- [Problem statement] Exclude the pictures, then restate every entry below exactly.

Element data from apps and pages
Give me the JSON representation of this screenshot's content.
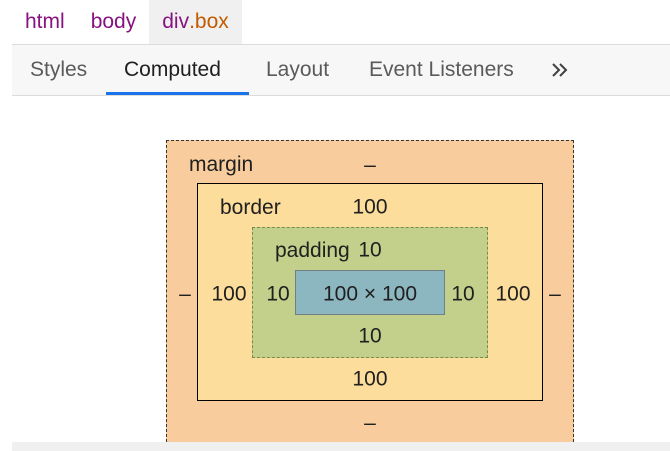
{
  "breadcrumb": {
    "items": [
      {
        "tag": "html"
      },
      {
        "tag": "body"
      },
      {
        "tag": "div",
        "class": ".box"
      }
    ]
  },
  "tabs": {
    "items": [
      "Styles",
      "Computed",
      "Layout",
      "Event Listeners"
    ],
    "active": "Computed",
    "more_icon": "double-chevron-right-icon"
  },
  "box_model": {
    "margin": {
      "label": "margin",
      "top": "–",
      "right": "–",
      "bottom": "–",
      "left": "–"
    },
    "border": {
      "label": "border",
      "top": "100",
      "right": "100",
      "bottom": "100",
      "left": "100"
    },
    "padding": {
      "label": "padding",
      "top": "10",
      "right": "10",
      "bottom": "10",
      "left": "10"
    },
    "content": {
      "size": "100 × 100"
    },
    "colors": {
      "margin": "#f9cc9d",
      "border": "#fddd9b",
      "padding": "#c3d08b",
      "content": "#8cb6c0"
    }
  }
}
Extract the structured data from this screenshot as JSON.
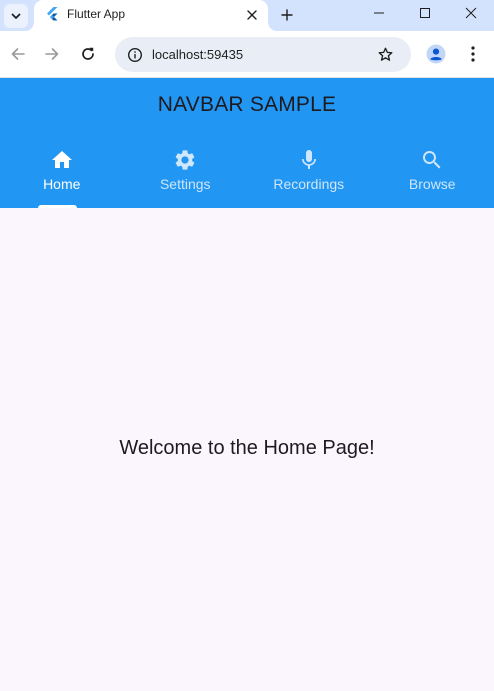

- [Response area]
Give me the JSON representation of this screenshot's content.
{
  "breadcrumb": {
    "items": [
      {
        "tag": "html"
      },
      {
        "tag": "body"
      },
      {
        "tag": "div",
        "class": ".box"
      }
    ]
  },
  "tabs": {
    "items": [
      "Styles",
      "Computed",
      "Layout",
      "Event Listeners"
    ],
    "active": "Computed",
    "more_icon": "double-chevron-right-icon"
  },
  "box_model": {
    "margin": {
      "label": "margin",
      "top": "–",
      "right": "–",
      "bottom": "–",
      "left": "–"
    },
    "border": {
      "label": "border",
      "top": "100",
      "right": "100",
      "bottom": "100",
      "left": "100"
    },
    "padding": {
      "label": "padding",
      "top": "10",
      "right": "10",
      "bottom": "10",
      "left": "10"
    },
    "content": {
      "size": "100 × 100"
    },
    "colors": {
      "margin": "#f9cc9d",
      "border": "#fddd9b",
      "padding": "#c3d08b",
      "content": "#8cb6c0"
    }
  }
}
Extract the structured data from this screenshot as JSON.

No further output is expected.